The task> Count every line in the data that contains the word "caption", then report that number alone.

Records contained in a dataset>

□ □ □

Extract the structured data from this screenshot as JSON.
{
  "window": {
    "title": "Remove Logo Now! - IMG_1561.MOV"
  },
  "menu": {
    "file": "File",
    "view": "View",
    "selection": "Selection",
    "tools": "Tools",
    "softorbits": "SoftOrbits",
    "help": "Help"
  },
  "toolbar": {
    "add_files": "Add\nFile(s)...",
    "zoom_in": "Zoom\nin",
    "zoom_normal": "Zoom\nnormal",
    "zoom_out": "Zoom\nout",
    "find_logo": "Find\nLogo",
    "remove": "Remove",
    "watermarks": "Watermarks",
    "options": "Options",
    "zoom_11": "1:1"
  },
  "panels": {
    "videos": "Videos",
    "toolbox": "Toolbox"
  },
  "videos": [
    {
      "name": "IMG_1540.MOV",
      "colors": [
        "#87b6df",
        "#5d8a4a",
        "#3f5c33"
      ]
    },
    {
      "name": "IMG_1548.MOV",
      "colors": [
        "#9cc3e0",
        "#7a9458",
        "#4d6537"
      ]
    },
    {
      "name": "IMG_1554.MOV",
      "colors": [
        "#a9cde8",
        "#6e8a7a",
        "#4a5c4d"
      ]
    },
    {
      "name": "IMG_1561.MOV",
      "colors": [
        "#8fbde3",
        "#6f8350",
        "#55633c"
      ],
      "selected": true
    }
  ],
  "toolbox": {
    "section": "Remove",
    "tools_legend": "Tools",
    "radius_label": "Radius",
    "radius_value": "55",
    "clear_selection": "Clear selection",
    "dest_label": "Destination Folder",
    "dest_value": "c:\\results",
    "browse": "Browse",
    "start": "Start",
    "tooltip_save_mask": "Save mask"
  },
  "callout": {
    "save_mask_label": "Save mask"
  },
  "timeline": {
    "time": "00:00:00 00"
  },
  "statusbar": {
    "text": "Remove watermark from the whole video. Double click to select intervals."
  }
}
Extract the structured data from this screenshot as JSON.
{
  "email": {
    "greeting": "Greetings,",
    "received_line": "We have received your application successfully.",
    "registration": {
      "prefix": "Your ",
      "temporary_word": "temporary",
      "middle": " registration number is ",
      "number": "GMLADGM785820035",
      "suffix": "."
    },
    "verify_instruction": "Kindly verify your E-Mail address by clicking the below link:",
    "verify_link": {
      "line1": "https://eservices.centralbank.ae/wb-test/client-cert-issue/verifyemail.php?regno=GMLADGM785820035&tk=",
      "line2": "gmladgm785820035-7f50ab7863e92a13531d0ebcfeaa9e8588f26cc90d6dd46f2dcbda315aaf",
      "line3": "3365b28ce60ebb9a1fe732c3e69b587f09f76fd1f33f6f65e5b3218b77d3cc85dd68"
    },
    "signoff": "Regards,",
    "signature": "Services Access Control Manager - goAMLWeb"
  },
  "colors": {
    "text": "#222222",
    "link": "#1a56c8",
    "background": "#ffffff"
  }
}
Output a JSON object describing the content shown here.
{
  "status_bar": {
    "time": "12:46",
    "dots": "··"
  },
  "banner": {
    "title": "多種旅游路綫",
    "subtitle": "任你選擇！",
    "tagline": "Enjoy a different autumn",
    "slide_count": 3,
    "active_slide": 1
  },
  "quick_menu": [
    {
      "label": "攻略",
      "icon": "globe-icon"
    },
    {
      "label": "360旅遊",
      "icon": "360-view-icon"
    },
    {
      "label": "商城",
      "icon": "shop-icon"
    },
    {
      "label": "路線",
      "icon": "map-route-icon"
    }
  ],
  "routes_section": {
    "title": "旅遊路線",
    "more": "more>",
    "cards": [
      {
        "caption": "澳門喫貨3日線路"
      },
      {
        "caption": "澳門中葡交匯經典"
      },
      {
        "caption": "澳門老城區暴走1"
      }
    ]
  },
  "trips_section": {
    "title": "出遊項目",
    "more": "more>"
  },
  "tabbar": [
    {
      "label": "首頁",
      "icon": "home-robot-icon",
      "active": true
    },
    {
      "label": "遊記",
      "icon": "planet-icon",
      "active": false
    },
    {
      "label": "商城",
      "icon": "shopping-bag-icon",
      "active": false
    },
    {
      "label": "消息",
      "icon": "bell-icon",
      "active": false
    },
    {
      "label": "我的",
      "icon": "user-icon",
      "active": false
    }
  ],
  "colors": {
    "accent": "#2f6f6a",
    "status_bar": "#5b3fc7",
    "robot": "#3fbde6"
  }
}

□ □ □

Task answer> 3